13 Approaches to Teaching = 13 Ways to Differentiate Instruction
In high school, did you have teachers that only knew how to teach the material one way? Sadly, if you didn’t learn the material the way that they taught it, you probably ended up receiving a poor grade or having to repeat the course. This wouldn’t have happened if your teachers knew how to differentiate instruction in to meet the needs of all learners.
For all of the teacher out there who find it hard to differentiate instruction, you have no excuse, as there are over 13 different teaching approaches and styles. This means you have at least 13 ways to differentiate instruction at all times. In this piece, we will discuss 13 of them.
Analytic Teaching: A method of monitoring and evaluating students’ literacy progress that recognizes, respects, and appreciates the students’ abilities.
Assumptive Teaching: A type of instruction resulting from teachers’ inaccurate assumptions about students’ abilities, which leads to discord between the teaching program and the learner.
Deductive Teaching: A didactic style of instruction in which a teacher presents a generality or rule with the expectation that students will apply it to specific scenarios.
Didactic Teaching: A style of teaching in which a teacher transmits content to students with the expectation that they will simply learn it.

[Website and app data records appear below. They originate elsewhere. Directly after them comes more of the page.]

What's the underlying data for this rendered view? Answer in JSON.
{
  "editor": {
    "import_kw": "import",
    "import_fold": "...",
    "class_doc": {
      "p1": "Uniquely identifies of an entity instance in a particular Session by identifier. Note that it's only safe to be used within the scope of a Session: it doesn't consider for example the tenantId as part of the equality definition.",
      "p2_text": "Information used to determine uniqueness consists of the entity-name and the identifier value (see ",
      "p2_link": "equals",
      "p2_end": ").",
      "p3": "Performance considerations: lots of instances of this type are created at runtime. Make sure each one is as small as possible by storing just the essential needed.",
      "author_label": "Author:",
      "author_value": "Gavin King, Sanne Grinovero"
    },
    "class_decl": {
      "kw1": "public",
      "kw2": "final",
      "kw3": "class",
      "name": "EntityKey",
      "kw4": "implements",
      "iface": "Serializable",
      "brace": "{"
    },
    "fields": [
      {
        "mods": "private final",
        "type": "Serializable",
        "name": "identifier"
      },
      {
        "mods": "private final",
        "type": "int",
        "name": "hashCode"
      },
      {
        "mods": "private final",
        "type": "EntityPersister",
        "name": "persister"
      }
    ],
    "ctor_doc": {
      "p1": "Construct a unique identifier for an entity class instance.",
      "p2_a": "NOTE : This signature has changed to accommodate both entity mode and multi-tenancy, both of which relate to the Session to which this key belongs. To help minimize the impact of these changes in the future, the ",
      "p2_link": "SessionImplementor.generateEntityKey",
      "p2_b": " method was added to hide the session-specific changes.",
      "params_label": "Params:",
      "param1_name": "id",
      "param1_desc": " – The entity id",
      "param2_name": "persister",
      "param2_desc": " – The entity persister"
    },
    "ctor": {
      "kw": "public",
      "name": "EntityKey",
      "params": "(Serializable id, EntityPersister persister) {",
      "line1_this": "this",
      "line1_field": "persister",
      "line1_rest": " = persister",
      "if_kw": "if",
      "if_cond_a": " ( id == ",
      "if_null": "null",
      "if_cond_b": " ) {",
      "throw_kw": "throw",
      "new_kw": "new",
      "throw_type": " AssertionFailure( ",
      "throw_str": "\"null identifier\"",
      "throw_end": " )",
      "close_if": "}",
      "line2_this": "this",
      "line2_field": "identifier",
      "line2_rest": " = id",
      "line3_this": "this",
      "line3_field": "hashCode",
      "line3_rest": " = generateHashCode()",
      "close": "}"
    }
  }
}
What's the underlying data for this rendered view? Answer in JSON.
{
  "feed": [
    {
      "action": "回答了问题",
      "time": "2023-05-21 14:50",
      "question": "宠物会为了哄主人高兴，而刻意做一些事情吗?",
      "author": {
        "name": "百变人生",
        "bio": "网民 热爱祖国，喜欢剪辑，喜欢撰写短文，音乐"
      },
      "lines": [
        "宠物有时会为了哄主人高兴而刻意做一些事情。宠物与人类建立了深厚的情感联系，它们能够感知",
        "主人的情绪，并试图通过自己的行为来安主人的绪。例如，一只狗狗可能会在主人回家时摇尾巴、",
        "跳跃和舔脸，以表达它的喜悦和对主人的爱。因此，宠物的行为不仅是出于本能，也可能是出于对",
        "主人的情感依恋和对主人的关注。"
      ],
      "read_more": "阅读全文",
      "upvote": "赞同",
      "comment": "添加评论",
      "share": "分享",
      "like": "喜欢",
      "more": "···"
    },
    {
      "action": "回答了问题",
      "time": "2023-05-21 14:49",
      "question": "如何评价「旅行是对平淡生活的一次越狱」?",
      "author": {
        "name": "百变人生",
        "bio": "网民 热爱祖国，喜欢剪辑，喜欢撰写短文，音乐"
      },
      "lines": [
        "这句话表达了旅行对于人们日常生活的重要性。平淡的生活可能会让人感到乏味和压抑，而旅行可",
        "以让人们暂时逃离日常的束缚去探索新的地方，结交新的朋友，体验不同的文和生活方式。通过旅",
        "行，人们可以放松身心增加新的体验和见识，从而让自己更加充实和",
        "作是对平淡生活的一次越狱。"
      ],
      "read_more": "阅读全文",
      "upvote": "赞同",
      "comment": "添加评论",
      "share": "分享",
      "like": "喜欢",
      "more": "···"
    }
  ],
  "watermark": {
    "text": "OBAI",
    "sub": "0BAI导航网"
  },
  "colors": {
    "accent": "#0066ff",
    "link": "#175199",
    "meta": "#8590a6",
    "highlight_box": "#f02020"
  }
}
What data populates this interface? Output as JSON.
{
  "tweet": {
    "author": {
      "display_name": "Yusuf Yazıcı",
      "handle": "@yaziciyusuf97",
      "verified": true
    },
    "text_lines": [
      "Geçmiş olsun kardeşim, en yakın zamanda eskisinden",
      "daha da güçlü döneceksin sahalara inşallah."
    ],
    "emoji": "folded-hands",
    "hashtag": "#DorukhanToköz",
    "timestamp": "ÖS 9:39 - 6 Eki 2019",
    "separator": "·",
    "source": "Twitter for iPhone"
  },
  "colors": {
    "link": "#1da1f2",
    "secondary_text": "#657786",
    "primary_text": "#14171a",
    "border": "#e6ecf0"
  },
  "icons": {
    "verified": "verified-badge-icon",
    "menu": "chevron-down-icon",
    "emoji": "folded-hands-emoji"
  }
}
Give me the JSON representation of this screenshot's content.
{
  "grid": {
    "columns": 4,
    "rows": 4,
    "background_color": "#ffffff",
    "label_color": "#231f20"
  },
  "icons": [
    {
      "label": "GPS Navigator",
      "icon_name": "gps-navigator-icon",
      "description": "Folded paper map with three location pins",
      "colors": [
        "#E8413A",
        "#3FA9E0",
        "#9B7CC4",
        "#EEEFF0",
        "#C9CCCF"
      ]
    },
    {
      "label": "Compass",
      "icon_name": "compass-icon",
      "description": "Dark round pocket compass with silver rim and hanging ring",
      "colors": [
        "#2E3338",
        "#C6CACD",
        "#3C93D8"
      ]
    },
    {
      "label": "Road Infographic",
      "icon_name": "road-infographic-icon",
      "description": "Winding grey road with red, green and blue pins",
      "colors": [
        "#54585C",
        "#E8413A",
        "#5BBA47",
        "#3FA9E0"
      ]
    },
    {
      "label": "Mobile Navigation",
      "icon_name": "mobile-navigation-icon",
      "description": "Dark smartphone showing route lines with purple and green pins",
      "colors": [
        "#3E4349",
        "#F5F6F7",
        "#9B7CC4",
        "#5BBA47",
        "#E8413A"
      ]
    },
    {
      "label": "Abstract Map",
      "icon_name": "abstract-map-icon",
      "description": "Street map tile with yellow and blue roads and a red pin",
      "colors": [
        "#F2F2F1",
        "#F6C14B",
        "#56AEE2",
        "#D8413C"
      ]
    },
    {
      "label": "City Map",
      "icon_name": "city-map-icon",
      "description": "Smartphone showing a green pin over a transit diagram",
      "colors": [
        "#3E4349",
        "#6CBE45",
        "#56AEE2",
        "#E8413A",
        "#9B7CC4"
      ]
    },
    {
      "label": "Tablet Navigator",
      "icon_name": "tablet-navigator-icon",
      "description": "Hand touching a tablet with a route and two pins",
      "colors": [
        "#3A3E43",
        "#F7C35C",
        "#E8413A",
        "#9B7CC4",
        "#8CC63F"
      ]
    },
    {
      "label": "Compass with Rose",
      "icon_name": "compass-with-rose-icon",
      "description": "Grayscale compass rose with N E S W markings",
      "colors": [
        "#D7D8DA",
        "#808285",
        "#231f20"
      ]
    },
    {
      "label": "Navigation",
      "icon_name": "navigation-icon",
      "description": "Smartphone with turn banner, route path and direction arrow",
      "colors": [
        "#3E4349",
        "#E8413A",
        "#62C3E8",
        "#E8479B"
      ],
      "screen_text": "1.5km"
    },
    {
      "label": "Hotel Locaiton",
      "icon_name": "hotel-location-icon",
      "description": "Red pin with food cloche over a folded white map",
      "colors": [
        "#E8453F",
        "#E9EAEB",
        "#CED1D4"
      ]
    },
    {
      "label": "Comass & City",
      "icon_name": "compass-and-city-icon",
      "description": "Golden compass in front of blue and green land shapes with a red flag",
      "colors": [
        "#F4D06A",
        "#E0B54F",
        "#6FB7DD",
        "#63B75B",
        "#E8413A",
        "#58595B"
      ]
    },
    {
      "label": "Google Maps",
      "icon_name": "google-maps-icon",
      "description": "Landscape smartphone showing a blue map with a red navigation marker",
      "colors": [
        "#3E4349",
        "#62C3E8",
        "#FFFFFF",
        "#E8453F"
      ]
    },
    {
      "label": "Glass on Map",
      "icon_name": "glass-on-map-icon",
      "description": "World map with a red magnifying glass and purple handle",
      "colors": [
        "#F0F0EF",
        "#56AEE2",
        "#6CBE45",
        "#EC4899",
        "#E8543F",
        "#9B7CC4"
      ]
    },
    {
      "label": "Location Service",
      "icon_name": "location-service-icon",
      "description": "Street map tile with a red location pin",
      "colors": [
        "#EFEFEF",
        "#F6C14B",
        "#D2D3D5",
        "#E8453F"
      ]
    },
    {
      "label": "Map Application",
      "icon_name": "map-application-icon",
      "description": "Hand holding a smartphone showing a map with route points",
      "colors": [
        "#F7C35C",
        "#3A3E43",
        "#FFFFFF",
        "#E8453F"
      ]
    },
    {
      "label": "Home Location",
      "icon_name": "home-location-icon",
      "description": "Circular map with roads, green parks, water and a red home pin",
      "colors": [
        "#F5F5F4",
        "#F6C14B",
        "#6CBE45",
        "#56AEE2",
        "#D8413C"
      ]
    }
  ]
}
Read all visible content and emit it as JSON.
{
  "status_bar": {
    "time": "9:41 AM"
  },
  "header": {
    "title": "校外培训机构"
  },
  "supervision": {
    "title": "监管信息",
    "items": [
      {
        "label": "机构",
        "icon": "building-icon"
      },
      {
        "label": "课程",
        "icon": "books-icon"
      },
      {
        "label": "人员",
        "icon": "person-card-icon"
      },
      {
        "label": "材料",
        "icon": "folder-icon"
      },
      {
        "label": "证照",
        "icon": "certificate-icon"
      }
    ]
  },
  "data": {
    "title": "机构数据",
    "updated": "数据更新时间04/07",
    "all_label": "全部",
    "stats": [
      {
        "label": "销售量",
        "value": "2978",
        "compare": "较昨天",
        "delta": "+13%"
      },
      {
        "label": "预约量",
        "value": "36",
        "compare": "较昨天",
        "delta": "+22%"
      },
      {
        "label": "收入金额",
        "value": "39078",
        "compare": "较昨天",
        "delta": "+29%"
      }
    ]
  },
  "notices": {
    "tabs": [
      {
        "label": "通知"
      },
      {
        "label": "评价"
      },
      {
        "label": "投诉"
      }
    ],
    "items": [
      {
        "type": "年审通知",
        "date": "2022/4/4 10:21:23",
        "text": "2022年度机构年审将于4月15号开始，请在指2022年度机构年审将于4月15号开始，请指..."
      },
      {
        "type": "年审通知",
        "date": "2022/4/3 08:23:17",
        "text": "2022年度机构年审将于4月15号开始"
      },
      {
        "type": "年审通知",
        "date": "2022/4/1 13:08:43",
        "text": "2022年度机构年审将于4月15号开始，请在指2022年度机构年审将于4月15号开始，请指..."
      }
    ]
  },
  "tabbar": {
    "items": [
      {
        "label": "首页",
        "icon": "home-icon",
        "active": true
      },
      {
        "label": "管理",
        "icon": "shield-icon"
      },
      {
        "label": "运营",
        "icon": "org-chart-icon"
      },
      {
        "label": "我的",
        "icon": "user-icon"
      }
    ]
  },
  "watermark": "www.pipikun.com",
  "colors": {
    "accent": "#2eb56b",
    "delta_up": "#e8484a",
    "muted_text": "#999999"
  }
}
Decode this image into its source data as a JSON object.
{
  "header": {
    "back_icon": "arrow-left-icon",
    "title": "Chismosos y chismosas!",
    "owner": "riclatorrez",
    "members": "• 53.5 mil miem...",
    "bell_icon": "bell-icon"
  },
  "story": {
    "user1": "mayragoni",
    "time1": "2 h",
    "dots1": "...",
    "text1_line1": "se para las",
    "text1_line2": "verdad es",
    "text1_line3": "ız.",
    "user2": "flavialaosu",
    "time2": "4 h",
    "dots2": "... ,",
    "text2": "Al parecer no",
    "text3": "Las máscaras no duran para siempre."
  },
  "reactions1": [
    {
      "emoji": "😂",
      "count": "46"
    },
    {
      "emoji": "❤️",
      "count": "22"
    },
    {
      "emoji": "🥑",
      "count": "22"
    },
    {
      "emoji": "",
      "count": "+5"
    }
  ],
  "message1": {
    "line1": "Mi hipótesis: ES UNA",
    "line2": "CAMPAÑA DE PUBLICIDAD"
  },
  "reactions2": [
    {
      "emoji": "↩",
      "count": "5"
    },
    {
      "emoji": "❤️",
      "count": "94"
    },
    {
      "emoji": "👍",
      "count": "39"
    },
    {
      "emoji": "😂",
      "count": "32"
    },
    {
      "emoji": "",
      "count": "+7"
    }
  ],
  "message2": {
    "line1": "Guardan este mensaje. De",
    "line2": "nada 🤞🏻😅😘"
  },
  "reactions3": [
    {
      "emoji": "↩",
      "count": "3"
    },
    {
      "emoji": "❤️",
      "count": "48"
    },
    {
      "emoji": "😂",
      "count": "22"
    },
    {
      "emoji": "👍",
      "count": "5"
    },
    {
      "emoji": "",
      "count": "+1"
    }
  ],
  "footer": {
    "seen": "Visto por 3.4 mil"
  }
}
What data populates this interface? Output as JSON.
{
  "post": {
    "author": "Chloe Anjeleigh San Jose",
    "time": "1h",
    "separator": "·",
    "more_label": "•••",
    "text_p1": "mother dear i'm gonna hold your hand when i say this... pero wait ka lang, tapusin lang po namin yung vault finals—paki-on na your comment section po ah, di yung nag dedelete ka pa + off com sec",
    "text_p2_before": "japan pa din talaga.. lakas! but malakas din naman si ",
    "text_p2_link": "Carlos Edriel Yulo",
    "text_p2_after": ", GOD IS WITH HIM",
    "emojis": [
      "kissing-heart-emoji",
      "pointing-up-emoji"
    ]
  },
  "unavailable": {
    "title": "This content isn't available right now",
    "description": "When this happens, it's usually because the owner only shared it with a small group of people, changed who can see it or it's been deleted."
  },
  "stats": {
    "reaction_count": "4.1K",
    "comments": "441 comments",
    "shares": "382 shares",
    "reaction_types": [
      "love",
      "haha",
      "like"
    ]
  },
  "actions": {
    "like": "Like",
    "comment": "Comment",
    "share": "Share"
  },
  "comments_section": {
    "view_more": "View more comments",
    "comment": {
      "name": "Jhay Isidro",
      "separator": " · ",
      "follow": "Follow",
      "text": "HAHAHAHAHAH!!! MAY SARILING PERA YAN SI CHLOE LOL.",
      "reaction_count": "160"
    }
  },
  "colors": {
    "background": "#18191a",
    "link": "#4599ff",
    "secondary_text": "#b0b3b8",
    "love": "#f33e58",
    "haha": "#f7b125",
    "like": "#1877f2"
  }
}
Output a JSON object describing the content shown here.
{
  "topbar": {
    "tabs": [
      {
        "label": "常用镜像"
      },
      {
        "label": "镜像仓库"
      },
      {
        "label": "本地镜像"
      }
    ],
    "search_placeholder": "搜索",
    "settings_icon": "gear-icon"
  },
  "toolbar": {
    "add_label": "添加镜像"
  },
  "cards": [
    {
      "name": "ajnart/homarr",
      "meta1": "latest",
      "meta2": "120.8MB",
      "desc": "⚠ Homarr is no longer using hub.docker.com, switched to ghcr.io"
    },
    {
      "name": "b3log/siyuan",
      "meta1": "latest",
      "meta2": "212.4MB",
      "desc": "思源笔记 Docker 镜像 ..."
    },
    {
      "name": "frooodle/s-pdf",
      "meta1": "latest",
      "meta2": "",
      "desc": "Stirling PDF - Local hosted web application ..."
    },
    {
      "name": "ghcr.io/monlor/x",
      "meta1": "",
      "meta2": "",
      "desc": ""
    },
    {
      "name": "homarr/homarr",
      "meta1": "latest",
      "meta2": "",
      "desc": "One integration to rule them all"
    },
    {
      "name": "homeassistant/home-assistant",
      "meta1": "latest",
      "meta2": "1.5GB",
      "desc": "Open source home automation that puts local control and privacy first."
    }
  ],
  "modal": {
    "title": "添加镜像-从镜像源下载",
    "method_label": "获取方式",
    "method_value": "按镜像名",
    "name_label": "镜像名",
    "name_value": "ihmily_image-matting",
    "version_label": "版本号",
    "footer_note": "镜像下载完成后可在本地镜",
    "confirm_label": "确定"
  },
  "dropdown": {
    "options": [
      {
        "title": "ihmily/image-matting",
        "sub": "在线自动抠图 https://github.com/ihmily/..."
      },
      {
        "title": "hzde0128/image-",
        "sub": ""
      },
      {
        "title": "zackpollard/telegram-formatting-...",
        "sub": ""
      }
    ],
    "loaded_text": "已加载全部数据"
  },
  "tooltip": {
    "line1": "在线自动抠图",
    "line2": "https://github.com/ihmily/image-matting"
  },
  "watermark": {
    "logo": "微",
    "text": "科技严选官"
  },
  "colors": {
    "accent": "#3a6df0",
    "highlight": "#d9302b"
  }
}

Discovery Teaching: A teaching style which provides students with an environment that encourages them to find general patterns for themselves. It is also called inductive teaching.
Non-Directive Teaching: A teaching model that uses facilitated teaching and focuses on helping students set personal goals.
Reciprocal Teaching: An interactive learning strategy aimed at teaching students to summarize portions of text, predict potential questions, and clarify the complex text. At first, students observe the teacher as he or she models ideal behaviors; then, they gradually take on the teacher’s instructional role.
Direct Approach: A method of teaching thinking skills in which the skill is presented and then examples of its use are given.
Intentional Teaching: Teaching that happens when an educator is focused on creating a plan to instruct students with a specific learning goal or developmental outcome in mind.
Readiness Training: Instruction that equips students with foundational skills and background knowledge to prepare them for subsequent formal teaching.
Tiered Instruction: The instructional method of creating the best lesson possible on a topic and then extrapolating from the base lesson to make it more challenging for students who are ready for advanced work and less challenging for students who are not ready for the requirements of the base lesson.
Activity-Based Approach: An approach to instruction that makes teachable moments out of naturally occurring, everyday activities.
Guided Comprehension Model: An instruction process based on explaining, demonstrating, guiding, practicing, and reflecting that can scaffold comprehension.
What did we miss?